Remarkably, a majority of marketers seem to have embraced digital PR for their corporate communication activities – new product launches and various other press communications. Apple famously hosted its worldwide developer conference online this year and the journalist community is also now accustomed to attending virtual press conferences.

Is the transition permanent?

For the foreseeable future or until such time that the pandemic scare is not fully over; doing business in the physical realm or via in-person interactions will remain a challenging proposition. For savvy marketers, however, the transition to digital is more than just a stop-gap arrangement to keep the wheels moving. As many direct-to-consumer (D2C) brands have successfully demonstrated, digital and social media marketing is quite sufficient to build and market a brand from ground-up. 

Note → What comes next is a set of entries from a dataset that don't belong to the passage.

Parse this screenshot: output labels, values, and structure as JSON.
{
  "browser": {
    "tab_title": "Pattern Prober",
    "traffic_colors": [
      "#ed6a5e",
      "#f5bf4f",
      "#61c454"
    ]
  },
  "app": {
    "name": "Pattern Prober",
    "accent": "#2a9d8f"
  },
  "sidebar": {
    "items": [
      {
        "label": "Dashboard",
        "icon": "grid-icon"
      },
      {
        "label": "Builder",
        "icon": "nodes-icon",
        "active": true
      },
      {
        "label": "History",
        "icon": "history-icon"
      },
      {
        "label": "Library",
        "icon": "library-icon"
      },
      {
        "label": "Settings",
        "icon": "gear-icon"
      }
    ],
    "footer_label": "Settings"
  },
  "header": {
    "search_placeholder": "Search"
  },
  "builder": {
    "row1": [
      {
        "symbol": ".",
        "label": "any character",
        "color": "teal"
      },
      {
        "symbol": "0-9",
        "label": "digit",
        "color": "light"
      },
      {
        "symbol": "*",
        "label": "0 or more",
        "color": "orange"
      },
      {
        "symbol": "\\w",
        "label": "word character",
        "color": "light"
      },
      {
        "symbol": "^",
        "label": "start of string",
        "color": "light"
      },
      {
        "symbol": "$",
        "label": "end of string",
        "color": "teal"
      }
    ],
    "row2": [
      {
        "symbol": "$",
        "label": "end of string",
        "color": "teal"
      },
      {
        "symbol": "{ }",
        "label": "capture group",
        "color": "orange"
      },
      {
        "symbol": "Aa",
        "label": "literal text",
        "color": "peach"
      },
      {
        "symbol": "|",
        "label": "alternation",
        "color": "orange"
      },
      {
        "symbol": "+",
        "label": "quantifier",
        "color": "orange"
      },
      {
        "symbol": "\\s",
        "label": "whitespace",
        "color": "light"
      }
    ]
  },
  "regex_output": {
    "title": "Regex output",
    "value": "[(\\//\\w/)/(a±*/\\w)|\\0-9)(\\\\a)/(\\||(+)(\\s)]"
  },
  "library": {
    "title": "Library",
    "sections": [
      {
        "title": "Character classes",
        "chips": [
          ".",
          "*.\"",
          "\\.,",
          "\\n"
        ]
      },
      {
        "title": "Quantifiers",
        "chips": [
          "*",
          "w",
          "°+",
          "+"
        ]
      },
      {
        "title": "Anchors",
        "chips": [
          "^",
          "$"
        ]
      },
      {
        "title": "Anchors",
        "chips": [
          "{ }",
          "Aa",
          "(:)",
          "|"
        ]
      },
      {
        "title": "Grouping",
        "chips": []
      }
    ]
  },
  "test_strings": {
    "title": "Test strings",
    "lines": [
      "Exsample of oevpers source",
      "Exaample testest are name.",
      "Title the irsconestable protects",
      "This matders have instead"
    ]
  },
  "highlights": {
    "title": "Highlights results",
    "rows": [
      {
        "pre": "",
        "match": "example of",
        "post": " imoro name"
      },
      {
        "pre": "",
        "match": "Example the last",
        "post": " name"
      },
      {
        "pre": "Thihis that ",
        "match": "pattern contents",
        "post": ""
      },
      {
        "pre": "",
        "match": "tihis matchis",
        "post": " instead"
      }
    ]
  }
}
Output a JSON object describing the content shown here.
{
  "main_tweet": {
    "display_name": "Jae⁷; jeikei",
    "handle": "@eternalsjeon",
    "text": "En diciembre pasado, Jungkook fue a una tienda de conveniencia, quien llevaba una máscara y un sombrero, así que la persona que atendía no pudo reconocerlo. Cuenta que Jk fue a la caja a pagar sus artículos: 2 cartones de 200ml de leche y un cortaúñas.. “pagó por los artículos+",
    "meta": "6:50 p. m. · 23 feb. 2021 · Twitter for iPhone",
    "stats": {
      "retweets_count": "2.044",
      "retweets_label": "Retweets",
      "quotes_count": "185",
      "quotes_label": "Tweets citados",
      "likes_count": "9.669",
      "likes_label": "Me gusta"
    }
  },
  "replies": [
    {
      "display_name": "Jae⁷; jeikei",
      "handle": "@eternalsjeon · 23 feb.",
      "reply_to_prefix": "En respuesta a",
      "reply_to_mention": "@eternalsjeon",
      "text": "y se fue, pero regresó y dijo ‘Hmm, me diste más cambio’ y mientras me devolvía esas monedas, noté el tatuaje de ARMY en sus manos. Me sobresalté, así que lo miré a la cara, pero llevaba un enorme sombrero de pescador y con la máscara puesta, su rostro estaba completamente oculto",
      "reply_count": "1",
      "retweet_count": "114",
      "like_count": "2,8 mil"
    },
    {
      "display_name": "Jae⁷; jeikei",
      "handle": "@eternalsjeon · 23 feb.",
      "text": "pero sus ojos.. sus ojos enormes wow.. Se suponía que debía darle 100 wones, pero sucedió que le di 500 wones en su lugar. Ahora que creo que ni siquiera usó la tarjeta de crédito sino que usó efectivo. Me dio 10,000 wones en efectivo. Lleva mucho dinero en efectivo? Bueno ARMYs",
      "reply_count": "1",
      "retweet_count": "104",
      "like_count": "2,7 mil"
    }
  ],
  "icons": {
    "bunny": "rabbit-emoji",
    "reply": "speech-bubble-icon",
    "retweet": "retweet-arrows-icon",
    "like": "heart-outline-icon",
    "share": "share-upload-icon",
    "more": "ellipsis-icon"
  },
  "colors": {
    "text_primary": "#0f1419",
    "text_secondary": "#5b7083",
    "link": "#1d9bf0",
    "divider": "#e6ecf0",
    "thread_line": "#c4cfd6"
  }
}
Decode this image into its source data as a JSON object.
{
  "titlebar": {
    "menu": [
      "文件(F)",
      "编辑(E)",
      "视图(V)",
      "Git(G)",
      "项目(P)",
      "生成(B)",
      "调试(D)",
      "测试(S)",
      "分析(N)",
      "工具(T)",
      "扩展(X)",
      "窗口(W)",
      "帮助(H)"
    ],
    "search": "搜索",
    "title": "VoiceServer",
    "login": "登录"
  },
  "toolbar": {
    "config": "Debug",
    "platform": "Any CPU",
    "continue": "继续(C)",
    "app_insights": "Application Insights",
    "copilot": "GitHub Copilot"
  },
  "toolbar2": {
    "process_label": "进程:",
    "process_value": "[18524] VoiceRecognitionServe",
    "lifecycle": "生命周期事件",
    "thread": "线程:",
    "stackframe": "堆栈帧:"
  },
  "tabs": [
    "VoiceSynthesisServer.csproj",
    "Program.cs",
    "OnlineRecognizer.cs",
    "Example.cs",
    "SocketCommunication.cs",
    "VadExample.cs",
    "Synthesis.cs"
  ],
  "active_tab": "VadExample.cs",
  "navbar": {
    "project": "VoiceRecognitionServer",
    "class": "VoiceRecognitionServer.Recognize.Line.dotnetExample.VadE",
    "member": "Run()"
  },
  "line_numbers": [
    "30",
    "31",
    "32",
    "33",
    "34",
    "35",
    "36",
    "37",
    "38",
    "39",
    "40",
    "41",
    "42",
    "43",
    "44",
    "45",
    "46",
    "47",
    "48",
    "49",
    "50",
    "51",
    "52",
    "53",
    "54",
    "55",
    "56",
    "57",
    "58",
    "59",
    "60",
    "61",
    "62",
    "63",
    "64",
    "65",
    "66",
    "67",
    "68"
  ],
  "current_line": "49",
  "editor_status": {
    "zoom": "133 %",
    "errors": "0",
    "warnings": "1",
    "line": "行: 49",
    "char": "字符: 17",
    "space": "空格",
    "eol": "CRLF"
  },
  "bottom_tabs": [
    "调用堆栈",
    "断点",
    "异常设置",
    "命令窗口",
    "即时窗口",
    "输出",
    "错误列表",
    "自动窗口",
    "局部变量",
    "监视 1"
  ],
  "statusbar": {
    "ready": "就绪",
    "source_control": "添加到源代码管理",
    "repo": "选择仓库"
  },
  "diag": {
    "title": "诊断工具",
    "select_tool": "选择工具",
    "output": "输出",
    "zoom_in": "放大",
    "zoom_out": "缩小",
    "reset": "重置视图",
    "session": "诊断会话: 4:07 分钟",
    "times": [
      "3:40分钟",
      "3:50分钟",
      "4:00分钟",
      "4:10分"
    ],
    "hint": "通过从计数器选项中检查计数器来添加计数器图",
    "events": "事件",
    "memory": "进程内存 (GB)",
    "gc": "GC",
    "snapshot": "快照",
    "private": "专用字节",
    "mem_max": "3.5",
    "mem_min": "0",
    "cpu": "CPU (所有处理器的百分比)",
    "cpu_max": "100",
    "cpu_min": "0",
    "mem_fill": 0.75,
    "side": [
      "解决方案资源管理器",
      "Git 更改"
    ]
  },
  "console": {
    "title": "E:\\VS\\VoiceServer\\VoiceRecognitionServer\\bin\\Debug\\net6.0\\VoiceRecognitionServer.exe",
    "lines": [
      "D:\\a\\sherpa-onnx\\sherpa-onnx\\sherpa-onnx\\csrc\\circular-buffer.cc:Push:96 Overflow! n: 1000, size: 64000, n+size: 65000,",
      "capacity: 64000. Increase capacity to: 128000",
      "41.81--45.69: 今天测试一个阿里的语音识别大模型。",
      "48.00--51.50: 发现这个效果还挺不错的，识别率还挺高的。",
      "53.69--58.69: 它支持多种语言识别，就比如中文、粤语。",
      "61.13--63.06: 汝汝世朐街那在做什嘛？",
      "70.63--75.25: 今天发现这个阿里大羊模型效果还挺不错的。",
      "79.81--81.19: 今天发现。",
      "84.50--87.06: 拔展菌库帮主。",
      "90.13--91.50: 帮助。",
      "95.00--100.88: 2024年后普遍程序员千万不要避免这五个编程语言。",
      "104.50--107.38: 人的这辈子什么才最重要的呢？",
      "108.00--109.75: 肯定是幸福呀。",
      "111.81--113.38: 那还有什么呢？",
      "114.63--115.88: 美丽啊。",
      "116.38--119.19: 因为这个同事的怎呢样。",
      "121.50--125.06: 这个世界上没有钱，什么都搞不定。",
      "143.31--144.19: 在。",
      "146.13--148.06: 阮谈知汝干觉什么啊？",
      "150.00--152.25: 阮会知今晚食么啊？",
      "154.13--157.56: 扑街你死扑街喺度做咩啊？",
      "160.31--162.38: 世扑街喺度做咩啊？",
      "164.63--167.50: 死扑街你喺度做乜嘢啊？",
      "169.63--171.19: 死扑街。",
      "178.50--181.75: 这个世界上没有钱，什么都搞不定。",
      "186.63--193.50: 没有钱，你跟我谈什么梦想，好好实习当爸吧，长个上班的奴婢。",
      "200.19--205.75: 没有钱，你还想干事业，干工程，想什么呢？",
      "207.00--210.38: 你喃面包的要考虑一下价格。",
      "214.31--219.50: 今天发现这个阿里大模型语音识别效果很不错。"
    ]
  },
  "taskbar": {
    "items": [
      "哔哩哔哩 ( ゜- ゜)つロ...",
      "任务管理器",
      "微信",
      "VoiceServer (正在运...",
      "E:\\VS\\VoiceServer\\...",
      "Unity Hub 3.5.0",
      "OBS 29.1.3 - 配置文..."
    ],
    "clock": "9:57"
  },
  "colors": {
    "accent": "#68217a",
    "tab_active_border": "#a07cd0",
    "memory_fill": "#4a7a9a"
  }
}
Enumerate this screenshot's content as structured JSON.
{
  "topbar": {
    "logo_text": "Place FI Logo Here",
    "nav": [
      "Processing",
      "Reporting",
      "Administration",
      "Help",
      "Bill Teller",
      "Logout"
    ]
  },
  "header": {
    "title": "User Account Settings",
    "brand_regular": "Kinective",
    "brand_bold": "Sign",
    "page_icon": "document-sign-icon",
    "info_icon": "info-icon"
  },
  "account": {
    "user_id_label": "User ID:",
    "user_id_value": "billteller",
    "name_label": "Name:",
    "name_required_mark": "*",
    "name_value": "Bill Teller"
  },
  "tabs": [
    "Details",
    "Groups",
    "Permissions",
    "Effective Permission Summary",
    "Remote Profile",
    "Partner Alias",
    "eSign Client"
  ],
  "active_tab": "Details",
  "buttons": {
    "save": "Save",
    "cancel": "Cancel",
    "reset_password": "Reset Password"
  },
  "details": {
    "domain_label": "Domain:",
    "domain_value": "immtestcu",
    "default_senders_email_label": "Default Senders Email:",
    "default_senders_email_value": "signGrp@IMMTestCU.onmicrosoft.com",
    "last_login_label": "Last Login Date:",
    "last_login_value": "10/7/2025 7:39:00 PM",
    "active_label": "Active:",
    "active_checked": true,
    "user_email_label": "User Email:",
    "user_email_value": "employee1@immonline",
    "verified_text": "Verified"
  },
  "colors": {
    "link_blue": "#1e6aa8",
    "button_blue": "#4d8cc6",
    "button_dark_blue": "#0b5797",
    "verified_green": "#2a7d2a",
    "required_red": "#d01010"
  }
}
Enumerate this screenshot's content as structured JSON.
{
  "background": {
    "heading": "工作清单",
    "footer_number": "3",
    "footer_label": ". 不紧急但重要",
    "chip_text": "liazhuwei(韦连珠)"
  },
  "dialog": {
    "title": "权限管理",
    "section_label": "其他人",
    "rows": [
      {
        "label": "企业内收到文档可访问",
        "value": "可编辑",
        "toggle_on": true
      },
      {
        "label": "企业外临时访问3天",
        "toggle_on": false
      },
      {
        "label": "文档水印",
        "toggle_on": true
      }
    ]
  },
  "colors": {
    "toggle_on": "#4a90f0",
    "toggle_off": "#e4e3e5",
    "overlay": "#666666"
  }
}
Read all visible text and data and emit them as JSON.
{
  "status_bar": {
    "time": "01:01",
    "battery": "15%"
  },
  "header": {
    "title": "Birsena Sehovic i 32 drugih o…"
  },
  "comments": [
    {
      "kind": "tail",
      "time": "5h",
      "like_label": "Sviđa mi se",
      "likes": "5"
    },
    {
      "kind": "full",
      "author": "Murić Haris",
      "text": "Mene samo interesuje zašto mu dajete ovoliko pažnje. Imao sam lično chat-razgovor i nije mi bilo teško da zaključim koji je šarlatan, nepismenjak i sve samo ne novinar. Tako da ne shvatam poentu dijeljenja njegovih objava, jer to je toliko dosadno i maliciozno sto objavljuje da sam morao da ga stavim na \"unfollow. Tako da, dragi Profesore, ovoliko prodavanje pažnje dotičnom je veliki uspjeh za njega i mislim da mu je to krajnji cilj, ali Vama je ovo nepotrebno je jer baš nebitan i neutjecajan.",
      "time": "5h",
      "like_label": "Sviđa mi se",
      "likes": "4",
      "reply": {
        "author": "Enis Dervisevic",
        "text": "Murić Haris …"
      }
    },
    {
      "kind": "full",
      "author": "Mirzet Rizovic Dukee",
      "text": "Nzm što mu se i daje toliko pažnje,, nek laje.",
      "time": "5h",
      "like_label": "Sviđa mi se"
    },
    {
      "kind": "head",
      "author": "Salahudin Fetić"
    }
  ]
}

However, this does not mean we will see a permanent and complete transition from physical retail stores, trade shows and seminars, roadshows etc. to online channels forever. As social beings, touch and feel will remain important and real-life events/activities will certainly make a comeback and the better ones will gradually even get as crowded as they used to until last year, but virtual events and conferences will continue to be an affordable alternative to the marketer with a keen eye on ROI. An integrated marketing plan will be the way forward — a ‘balanced’ plan that integrates traditional and digital — but traditional that is still effective and affordable. 

Marketers are also well-advised to create a strategic roadmap that takes full stock of skills and competencies they need to run an effective digitalized marketing engine; and outlines whether they should be acquiring those competencies through hiring new team members or external, specialized agencies. Once they start approaching digital or social marketing as but one strategic element of a digitalized marketing engine; they would be able to unlock true long-term value from these investments even when the world eventually gets back to normal.

This piece has been authored by Jayant Keswani, Marketing Director-India & Middle East, Trimble Buildings.